Etleneum is a pun on Ethereum. But more than that it's a place where you can write public "smart contracts" that deal with satoshis as their universal currency.

The idea comes from the realization that the concept of "smart contracts" doesn't have to be restricted to blockchains decentralized censorship-resistance protocols. In fact, Ethereum itself arguably doesn't have these features. Anyway, a centralized smart contract platform can work for a myriad of use-cases.

An smart contract in Etleneum's sense is a piece of imperative code (in Lua, a language so simple and easy to learn no one bothers doing that) with an internal state (stored as JSON), a balance of funds (in msatoshis) and a collection of callable methods. Each contract is also associated with a name and description just to make it more user-friendly.

Once deployed contract code cannot change.

A "method" is just a Lua function. Each method can take msatoshis from the caller and a payload (JSON). Upon receiving a call for a given method the contract will add the attached msatoshis to its balance of funds and execute the code for that function. Besides Lua standard library the calls have access to a bunch of utility functions like http functions, keybase functions (useful for tying Etleneum stuff to external identities), util.sha256 and special Etleneum calls such as contract.send() which is the main way to get funds out of a contract by sending them to an existing Etleneum account.

Forgot to say that Etleneum has its own account registry that makes it easy to implement contracts that deal with accounts and send money from contracts to people. Some method calls can be made anonymously (when you don't expect to get any money back from the contract in the future, mostly) but in most cases an authenticated call it is needed.

Account logins are done with lnurl-auth and withdrawals with lnurl-withdrawal only. Since lnurl-auth is not as widespread as lnurl-withdraw I also made, a small helper that turns a username/password combination into a key that is then used to perform lnurl-auth. has many contracts deployed on it already. Some of them are there just for testing and demo purposes, but many others are serious (although modest) and can be useful. It's also possible to create a contract and then write a static JS client (or mobile app, or CLI tool, you name it) for it easily using Etleneum's HTTP API, that's what is happening at and, for example.

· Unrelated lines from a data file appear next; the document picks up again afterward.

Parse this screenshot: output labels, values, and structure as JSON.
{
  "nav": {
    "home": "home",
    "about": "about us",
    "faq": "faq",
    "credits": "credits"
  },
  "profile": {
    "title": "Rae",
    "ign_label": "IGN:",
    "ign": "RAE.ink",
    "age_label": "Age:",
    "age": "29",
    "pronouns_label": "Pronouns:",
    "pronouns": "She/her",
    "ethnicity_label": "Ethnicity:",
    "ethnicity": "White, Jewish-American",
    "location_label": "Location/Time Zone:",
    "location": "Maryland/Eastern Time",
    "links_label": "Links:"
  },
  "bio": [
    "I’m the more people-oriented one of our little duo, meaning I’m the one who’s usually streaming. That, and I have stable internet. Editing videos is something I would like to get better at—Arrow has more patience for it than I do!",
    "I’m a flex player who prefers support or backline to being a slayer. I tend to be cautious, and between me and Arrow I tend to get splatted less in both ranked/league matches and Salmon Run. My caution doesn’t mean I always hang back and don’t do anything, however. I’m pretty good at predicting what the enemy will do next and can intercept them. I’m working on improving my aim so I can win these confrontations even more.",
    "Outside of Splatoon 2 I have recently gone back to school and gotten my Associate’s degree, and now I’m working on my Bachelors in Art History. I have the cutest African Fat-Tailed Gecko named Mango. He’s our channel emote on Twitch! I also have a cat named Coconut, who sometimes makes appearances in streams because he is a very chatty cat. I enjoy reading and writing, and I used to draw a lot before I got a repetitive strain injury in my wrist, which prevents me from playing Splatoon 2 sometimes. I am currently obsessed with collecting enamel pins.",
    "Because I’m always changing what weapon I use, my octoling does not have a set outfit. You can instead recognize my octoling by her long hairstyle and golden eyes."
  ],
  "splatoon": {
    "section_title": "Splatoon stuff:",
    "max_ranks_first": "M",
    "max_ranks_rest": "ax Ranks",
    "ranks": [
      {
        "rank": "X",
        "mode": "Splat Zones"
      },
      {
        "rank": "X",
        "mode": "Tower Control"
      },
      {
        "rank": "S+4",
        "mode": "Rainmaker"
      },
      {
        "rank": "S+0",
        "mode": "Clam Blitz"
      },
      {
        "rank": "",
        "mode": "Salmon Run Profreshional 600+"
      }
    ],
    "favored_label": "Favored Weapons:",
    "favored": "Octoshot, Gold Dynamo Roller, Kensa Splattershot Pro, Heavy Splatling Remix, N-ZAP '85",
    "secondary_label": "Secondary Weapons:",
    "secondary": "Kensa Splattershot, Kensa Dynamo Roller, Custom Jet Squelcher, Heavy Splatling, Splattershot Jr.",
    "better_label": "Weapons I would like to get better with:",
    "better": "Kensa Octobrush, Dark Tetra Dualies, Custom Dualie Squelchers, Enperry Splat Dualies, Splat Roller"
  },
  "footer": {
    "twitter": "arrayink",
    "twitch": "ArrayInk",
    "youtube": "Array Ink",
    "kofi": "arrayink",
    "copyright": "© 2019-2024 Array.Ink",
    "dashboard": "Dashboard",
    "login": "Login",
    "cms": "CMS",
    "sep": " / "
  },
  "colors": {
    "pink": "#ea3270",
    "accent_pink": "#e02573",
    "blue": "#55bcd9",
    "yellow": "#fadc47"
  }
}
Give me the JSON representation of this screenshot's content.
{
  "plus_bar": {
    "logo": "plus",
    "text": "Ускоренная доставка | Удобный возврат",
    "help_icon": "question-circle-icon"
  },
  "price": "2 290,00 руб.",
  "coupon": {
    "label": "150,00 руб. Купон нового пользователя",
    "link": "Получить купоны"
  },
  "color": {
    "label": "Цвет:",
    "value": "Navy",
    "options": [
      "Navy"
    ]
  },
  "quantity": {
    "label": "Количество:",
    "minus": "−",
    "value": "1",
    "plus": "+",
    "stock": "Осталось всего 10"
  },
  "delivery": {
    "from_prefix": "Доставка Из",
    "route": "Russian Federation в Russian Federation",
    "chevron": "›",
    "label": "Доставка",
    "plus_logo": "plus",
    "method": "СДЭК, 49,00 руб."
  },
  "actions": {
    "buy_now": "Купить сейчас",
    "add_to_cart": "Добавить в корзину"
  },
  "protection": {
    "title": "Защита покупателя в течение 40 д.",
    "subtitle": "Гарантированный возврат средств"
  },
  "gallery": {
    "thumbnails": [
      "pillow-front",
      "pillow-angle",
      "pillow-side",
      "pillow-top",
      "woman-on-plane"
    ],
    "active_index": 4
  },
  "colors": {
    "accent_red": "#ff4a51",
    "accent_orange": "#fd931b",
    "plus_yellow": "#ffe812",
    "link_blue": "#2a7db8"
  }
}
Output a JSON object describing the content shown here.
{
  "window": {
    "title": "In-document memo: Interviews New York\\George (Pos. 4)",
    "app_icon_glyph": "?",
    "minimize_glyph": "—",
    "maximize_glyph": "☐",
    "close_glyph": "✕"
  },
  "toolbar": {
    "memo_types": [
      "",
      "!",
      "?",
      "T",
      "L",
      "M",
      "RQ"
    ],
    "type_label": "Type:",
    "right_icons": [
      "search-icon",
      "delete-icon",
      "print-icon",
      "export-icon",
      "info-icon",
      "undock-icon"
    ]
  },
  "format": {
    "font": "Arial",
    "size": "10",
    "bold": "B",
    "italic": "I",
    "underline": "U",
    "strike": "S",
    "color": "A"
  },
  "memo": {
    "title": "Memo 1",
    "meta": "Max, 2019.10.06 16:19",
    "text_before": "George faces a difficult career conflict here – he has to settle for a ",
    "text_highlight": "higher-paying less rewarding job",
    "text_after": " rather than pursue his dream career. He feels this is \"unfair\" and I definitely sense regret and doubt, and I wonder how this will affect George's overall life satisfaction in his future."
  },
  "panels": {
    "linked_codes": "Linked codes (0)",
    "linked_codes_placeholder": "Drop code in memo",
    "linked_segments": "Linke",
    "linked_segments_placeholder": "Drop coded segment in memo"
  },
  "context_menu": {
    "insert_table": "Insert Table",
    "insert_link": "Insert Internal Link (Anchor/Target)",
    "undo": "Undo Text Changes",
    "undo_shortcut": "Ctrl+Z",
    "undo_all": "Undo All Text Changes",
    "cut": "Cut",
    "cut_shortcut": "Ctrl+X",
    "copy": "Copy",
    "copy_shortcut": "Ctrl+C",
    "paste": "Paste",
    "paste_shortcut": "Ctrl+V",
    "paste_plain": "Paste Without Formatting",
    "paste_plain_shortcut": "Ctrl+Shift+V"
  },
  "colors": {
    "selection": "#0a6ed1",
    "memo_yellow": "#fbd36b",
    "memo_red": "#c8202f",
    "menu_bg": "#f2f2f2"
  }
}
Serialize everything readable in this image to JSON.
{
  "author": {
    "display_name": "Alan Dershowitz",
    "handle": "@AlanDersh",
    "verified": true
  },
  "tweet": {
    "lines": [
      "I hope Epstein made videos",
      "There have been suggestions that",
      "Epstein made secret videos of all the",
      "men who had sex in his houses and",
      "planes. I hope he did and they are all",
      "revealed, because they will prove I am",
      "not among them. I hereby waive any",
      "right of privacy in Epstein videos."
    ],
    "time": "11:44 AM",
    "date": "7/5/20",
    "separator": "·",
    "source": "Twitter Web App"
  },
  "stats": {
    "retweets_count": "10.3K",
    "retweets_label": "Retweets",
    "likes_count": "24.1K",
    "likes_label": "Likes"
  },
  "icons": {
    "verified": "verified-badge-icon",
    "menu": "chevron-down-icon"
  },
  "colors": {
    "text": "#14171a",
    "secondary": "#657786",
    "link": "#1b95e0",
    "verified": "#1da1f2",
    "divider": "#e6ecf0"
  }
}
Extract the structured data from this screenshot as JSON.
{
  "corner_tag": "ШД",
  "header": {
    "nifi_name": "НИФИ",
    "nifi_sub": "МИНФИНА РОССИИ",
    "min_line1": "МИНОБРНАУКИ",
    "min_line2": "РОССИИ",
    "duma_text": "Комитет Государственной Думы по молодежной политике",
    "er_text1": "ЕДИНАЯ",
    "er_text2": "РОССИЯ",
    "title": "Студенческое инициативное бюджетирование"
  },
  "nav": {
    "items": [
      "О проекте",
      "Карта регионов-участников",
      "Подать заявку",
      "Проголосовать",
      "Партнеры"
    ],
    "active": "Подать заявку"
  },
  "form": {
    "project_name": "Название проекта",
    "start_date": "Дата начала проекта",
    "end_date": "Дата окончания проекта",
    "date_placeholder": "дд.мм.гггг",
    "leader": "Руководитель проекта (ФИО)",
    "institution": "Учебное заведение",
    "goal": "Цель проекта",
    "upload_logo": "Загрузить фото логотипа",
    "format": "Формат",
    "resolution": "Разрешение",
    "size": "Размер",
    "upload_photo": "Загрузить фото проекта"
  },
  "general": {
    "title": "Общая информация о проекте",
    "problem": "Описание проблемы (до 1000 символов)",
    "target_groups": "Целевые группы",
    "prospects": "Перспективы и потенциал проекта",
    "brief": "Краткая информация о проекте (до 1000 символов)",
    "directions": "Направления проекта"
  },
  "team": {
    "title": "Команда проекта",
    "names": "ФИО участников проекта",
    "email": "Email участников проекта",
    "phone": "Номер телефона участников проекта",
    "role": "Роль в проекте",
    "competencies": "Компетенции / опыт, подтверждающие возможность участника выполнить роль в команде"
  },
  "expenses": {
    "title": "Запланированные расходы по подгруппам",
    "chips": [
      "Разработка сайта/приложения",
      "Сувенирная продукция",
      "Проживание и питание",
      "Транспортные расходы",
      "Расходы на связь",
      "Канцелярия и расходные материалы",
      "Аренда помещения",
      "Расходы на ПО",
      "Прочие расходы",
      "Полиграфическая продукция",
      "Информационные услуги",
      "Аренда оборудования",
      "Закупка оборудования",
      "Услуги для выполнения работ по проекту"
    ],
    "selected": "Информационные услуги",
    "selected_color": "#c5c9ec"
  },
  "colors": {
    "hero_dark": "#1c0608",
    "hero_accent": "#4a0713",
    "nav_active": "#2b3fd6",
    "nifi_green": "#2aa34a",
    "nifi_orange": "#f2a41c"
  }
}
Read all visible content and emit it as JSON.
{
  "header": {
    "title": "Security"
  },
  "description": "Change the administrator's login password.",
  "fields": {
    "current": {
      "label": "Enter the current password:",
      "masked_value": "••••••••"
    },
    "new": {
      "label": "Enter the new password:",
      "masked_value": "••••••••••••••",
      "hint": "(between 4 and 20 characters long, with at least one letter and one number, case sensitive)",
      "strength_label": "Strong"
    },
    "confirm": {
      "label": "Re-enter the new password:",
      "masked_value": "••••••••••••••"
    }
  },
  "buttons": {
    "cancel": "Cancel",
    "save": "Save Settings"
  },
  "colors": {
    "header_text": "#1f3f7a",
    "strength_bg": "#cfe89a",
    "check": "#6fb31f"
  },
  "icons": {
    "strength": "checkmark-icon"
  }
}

To create a new contract you have to be very careful because the code can't change and a bug can turn the contract in worthless garbage or be easily exploitable. I have some ideas of tools to improve the development process, but for now there is where you can create and call (and delete) contracts for free. For simple contracts it works quite well.

Built With

Share this project: